The use of jump cuts, in particular between sex and horror scenes is a strange one, offering an almost juxtaposition of libido (life) and death but these actions also pose the worrying question of whether they are just haphazardly cut together with no real thought or it D’Amato wants us to relate violence and sexual pleasure. From the evidence I would argue for the latter- with particular reference to the infamous blow job scene. Although don’t be fooled, this is no promiscuity means death moral tale, as everyone is at it in this film, regardless. Interestingly, the “awkward mixture of soft-core and hard-core footage is the result of D’Amato being forced to go back and shoot additional hard-core material at the insistence of his distributor” (Blumberg and Hershberger, 2006) . So on the face of it, it would be easy to justify the poor editing choices and sexual focus as a result of external demands. However, simply looking at the back catalogue of D’Amato, one must think he really did make the film he set out to make- a film which placed a quick return ahead of lasting quality- and that is evident when audiences revisit it today.
Filled with poor dialogue, convenient character actions and very little horror but much sex, this is a terrible film no matter how you approach it. Although there are moments that work, and despite its lack of quality there is something more than competent about D’Amato’s work which begs further questions about his motivations and effort.
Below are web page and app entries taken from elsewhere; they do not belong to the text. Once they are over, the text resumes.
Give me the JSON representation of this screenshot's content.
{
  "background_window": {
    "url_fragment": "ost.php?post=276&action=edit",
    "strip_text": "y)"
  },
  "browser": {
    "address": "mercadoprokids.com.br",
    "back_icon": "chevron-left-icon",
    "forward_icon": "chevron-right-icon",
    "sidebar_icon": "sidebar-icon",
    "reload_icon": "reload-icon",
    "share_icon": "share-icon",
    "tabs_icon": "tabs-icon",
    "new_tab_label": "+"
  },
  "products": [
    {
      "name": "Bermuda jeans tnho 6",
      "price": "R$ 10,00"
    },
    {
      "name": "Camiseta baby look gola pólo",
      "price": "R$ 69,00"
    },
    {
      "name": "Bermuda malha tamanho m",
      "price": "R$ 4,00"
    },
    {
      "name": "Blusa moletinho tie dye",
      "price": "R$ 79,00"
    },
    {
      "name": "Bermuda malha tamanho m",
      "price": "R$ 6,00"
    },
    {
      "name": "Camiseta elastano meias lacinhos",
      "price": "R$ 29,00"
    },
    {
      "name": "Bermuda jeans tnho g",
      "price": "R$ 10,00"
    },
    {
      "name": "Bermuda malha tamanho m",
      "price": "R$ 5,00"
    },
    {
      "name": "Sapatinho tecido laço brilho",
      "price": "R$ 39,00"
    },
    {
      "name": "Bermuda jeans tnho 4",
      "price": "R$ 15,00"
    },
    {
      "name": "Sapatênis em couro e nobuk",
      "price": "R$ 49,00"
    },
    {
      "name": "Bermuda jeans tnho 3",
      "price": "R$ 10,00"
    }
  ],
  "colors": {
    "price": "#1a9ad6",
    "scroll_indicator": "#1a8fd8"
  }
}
What works about this film however is the music. Sometimes it lends a more sensual and emotional aspect to the film (similar to that of Cannibal Holocaust) hinting at a deeper meaning, despite the viewer knowing none exists and can see none exists. While Eastman has a strong screen presence helping to pull the film through. As for the violence, or what little there is of it, is more hit than miss, but that is not enough in an over-long, crass, ugly and cheap production that will appeal only to the most hardcore of fans. For those of you looking for more zombie hardcore action, perhaps check out D’Amato’s Porno Holocaust from the same year.
I watched the extended cut of the film and the terrible alternative ending, but would advise people to find the shortest version possible if you must watch it.
The best way to describe this film is to use an Italian saying, Mi fa cagare!
This piece was originally featured on the zombipedia.com blog site which has now been incorporated into the Gore Splattered Corner, bringing its undead goodness to a wider audience.